= WORK INSTRUCTION =
Repeat the data below in full. Pictures must not be part of the copy.

Excerpts from an interface dataset:
--------
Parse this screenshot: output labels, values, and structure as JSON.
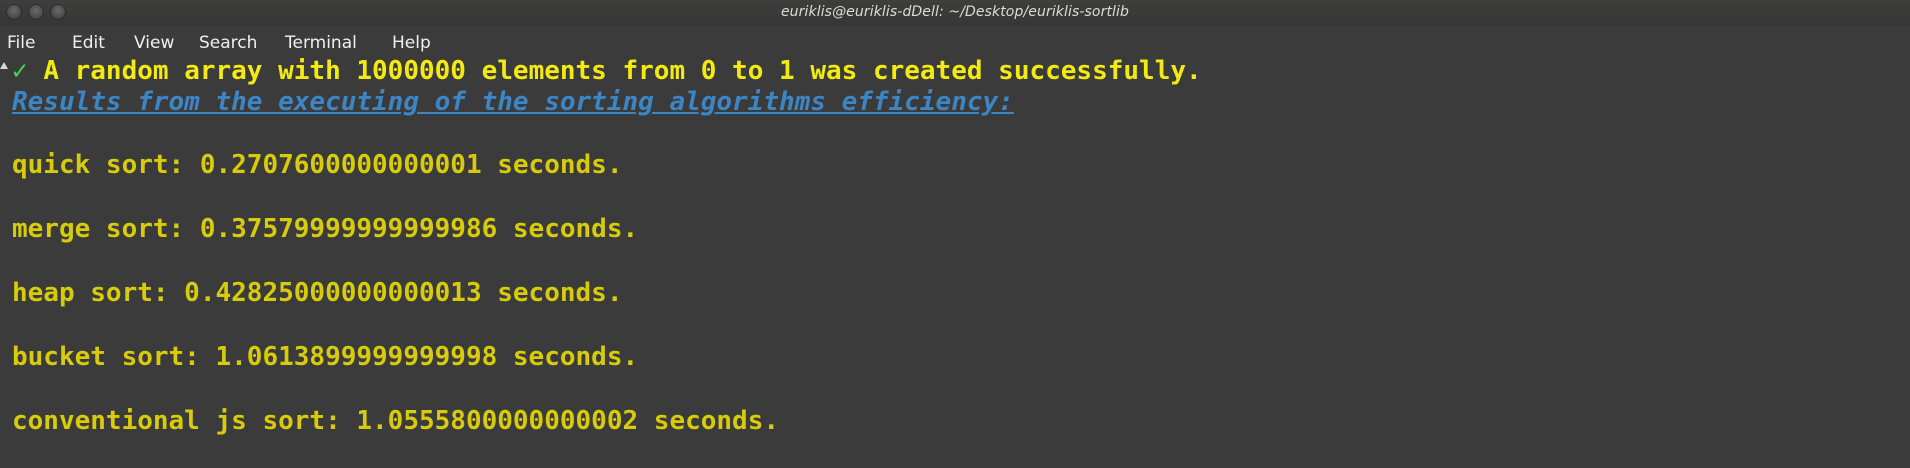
{
  "window": {
    "title": "euriklis@euriklis-dDell: ~/Desktop/euriklis-sortlib"
  },
  "menu": {
    "items": [
      "File",
      "Edit",
      "View",
      "Search",
      "Terminal",
      "Help"
    ]
  },
  "terminal": {
    "success_icon": "✓",
    "success_message": "A random array with 1000000 elements from 0 to 1 was created successfully.",
    "heading": "Results from the executing of the sorting algorithms efficiency:",
    "results": [
      {
        "text": "quick sort: 0.2707600000000001 seconds."
      },
      {
        "text": "merge sort: 0.37579999999999986 seconds."
      },
      {
        "text": "heap sort: 0.42825000000000013 seconds."
      },
      {
        "text": "bucket sort: 1.0613899999999998 seconds."
      },
      {
        "text": "conventional js sort: 1.0555800000000002 seconds."
      }
    ]
  },
  "colors": {
    "background": "#3b3b3c",
    "output_text": "#d8cc0a",
    "success_text": "#f2ea11",
    "check_mark": "#4bd44b",
    "heading": "#3d86c6"
  }
}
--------
= REPLY =
Parse this screenshot: output labels, values, and structure as JSON.
{
  "window": {
    "title": "euriklis@euriklis-dDell: ~/Desktop/euriklis-sortlib"
  },
  "menu": {
    "items": [
      "File",
      "Edit",
      "View",
      "Search",
      "Terminal",
      "Help"
    ]
  },
  "terminal": {
    "success_icon": "✓",
    "success_message": "A random array with 1000000 elements from 0 to 1 was created successfully.",
    "heading": "Results from the executing of the sorting algorithms efficiency:",
    "results": [
      {
        "text": "quick sort: 0.2707600000000001 seconds."
      },
      {
        "text": "merge sort: 0.37579999999999986 seconds."
      },
      {
        "text": "heap sort: 0.42825000000000013 seconds."
      },
      {
        "text": "bucket sort: 1.0613899999999998 seconds."
      },
      {
        "text": "conventional js sort: 1.0555800000000002 seconds."
      }
    ]
  },
  "colors": {
    "background": "#3b3b3c",
    "output_text": "#d8cc0a",
    "success_text": "#f2ea11",
    "check_mark": "#4bd44b",
    "heading": "#3d86c6"
  }
}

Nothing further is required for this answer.